I loved Conference!! My favorite talk was Elder Russell M. Nelsons. If you don’t remember it, go back and watch it again. Besides the heart wrenching story about the failed heart surgeries on the 3 siblings, I think his talk will be the benchmark for future decisions in my life if you know what I’m talking about. But, no worries or thoughts about that now. I do wish that someone would give a talk like that about men. They probably have, so if anybody knows any similarly incredible ones, let me know. There is always room for improvement. That was also my favorite session.

It was so sad to see President Monson struggle, and I wish I could have been there like Aaron, who held up Moses’ arms. And of course, hearing the testimonies of the three new apostles. I had hoped that someone from Brazil would be named, but during the press conference after they were named, I received an undeniable witness that they have been called of God, not man, They are His apostles. I am so grateful to have a prophet and apostles to help us today.

(Elder Leon, “Thank you for been friend of my son all the blessings be upon you and your family.”)

After the last session on Sunday, I went immediately to another devotional for the missionaries leaving this week. I’ll just say I’m ready to go!!! And then dinner, and then our Sunday night devotional. The a Capella group Vocal Point, came and sang lots of songs, and in between shared their testimonies. That was the first time I’d heard any of their songs, and I love live music so it was good.

Well, I think that’s about it. I am looking forward to calling tomorrow!!! Unfortunately, after holding out for 5.5 weeks, I succumbed yesterday. I had a bit of a fever, chills, aches, and I am feeling better today, just have a bit of a cough. I do hate traveling sick. Hopefully I can kick it pretty quick.

And now I have to go pack, shouldn’t take long at all, but I do need to do it. We (there are four other elders and four other sisters going) leave tomorrow at 3:35 am from the MTC, so it’s going to be a short sleep and a long day. Side note, Tempe missionaries get Ipads and cars so I’m excited for that. The Ipad has enough material, such as everything you could think of in Portuguese in the gospel library app so it will help me keep up my language. Which is superb. I can’t take credit. Both my teachers have been fantastic and two weeks of one on one personalized teaching does do amazing things. Tchau!!!!

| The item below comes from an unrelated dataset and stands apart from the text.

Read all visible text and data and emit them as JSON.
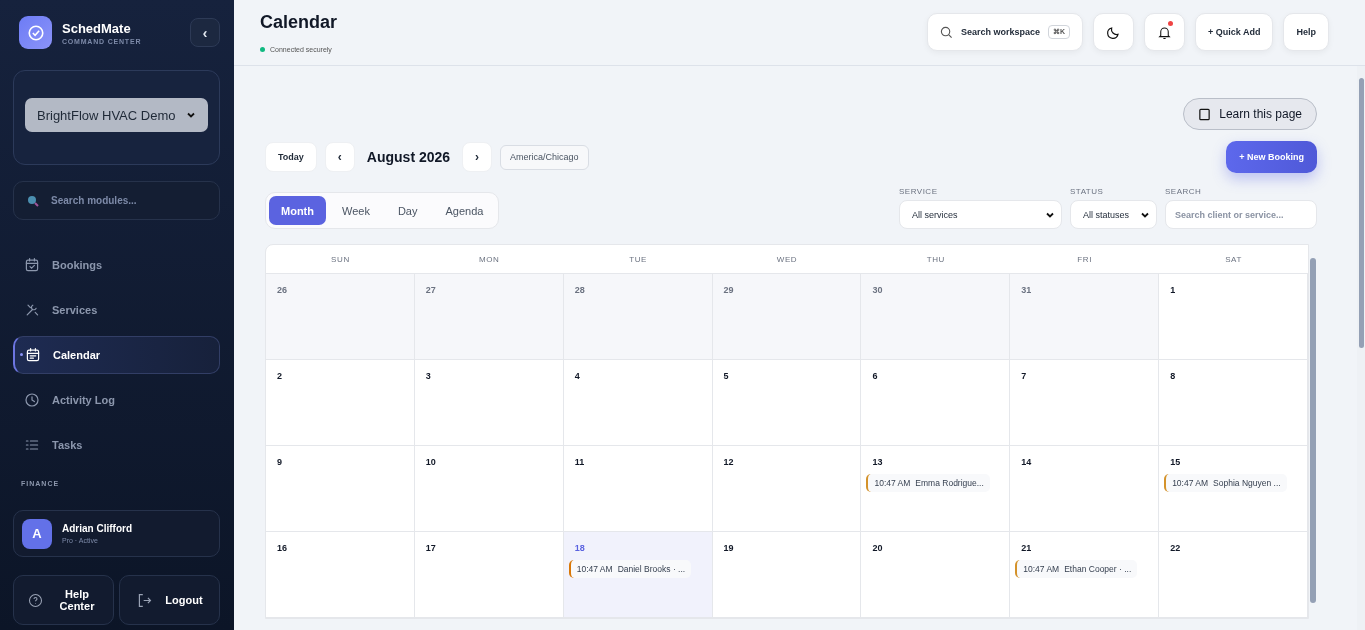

(One of my teachers Irmao (Brother) Barlow. He served in Mozambique.
My other teacher was Irmao Crestani. He served in southern Brazil.)

And have fun in Vegas!!! That’s super exciting!!

Love,

Elder Schenewark